He secured a position at Texas A&M University in 2007 as an assistant professor in the Department of Engineering Technology and Industrial Distribution (ETID).
“I told myself that when I get a chance to be in the classroom, I’m going to make sure that the students learn things that I think are important,” Johnson said. Early on, he was given the opportunity to develop applied courses that heavily leaned on the lessons he learned in industry. Over a decade later and these courses are still being offered at Texas A&M.
Now a tenured associate professor in ETID, as well as the Associate Dean for Inclusion and Faculty Success in the College of Engineering, Johnson has had a huge impact on thousands of students over the course of his time at the university. In fact, he chose a land grant institution for exactly that reason — to have a bigger impact on a broader group of people.
Johnson is a member of the Steering Committee that helped build the College of Engineering First Generation (FGEn) Mentoring Program at Texas A&M and continues to volunteer his time as an FGen Mentor.
“Our mission is to really be the outward educational opportunity for the people of the state,” Johnson said. “And a lot of people who don’t have that opportunity are going to be first generation students. I think that’s really the core of the mission of the university.”
Johnson also helped reestablish the Tau Alpha Pi Chapter of Texas A&M as its faculty advisor and went on to lead the Tau Alpha Pi National Board as 2014-2018 President. He continues to serve as a Board Member for the national honor society for engineering technology.
Becoming a Program Evaluator
After earning tenure, Johnson was looking for other ways to contribute to the university. Having been told, “We can’t do that because ABET won’t let us,” one too many times during faculty meetings, he set out to learn more about the organization.
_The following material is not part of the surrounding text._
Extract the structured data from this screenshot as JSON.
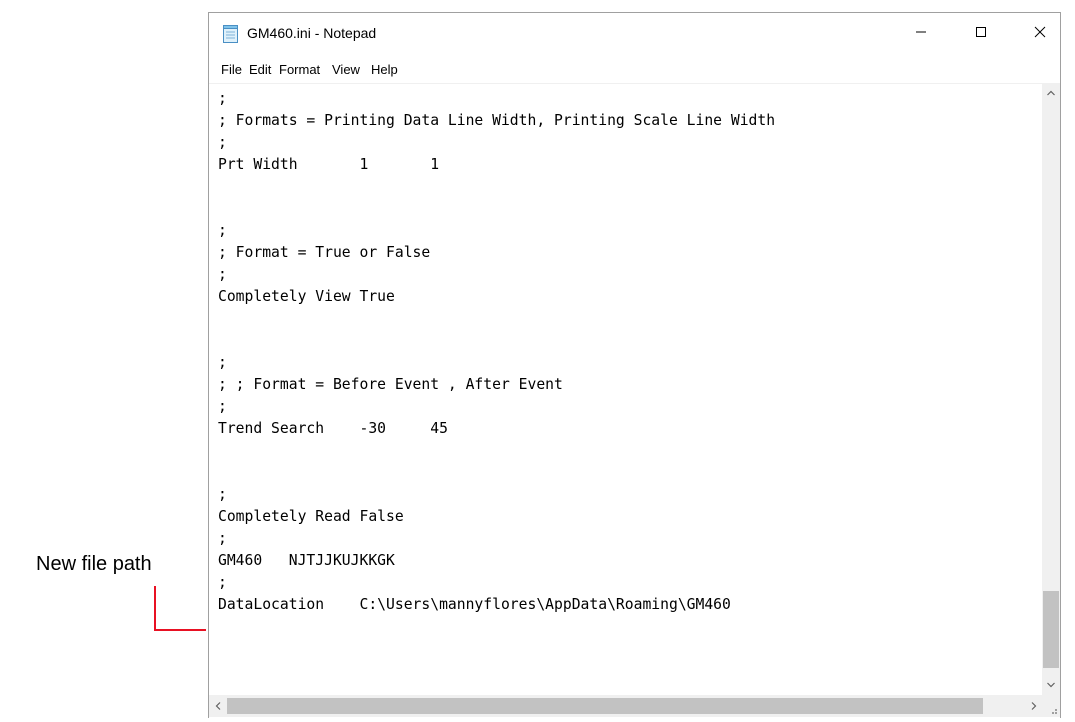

“I thought understanding ABET would be beneficial to helping the next time we had an accreditation visit,” explained Johnson. “But also, what is it about this organization that limits us in our curriculum? Spoiler alert: it’s not ABET that prevents you from doing things.”
Johnson was shepherded through the process of becoming an ABET Program Evaluator by his colleague and longtime ABET Expert Walter Buchanan. Johnson became a program evaluator for the American Society of Mechanical Engineers (ASME) and SME (formerly known as the Society of Manufacturing Engineers) in 2014. He joined ETAC as a Commissioner and Team Chair in 2018 and currently serves on the ETAC Criteria and Quality Committees. In addition to ABET member societies ASEE, ASME and SME, Johnson is also a member of the Institute of Electrical and Electronics Engineers (IEEE).
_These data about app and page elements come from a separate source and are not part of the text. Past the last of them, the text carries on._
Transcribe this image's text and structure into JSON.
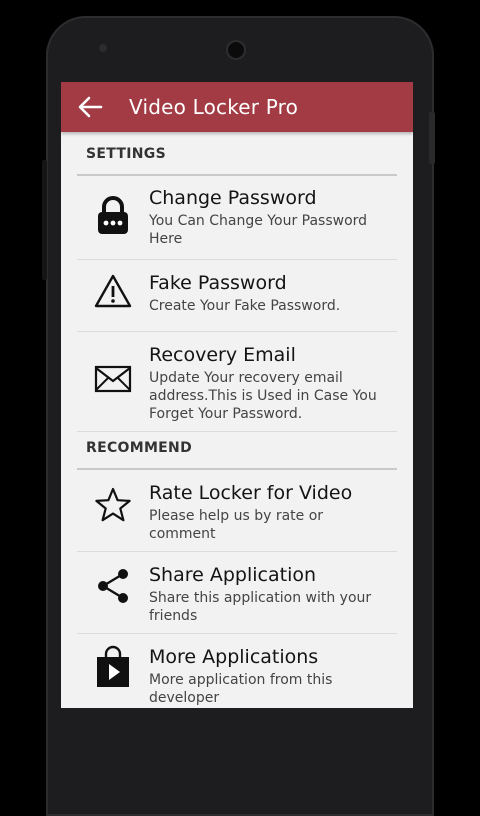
{
  "app": {
    "title": "Video Locker Pro",
    "accent_color": "#a23b44"
  },
  "sections": [
    {
      "header": "SETTINGS",
      "items": [
        {
          "title": "Change Password",
          "subtitle": "You Can Change Your Password Here",
          "icon": "lock-icon"
        },
        {
          "title": "Fake Password",
          "subtitle": "Create Your Fake Password.",
          "icon": "warning-icon"
        },
        {
          "title": "Recovery Email",
          "subtitle": "Update Your recovery email address.This is Used in Case You Forget Your Password.",
          "icon": "mail-icon"
        }
      ]
    },
    {
      "header": "RECOMMEND",
      "items": [
        {
          "title": "Rate Locker for Video",
          "subtitle": "Please help us by rate or comment",
          "icon": "star-icon"
        },
        {
          "title": "Share Application",
          "subtitle": "Share this application with your friends",
          "icon": "share-icon"
        },
        {
          "title": "More Applications",
          "subtitle": "More application from this developer",
          "icon": "play-store-icon"
        }
      ]
    }
  ]
}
Despite a full schedule of leadership positions at work and in his professional societies, Johnson still finds time to coach his sons’ flag football, basketball and soccer teams. He is also a FIRST® LEGO® League (FLL) coach for his sons’ team. FLL introduces science, technology, engineering and math (STEM) to children through hands-on learning. Teams of students engage in research, problem-solving, coding and engineering while building and programming a LEGO robot and then competing with other teams at the local, regional and national levels.
“The main thing I have to do is to step back and let the kids do it. And that requires a fair amount of discipline,” chuckled Johnson. “It’s the kids’ thing. I’m just here to provide guidance and help.”
From coaching children through building a Lego robot to developing undergraduate courses and lab activities for engineering technology and industrial distribution, Johnson finds experiential learning opportunities for students at every level. His own experiences led him to become an advocate for hands-on learning. His dedication and many contributions have been felt by his community, his university and his professional societies. Johnson will undoubtedly continue to make a positive impact on the field for years to come.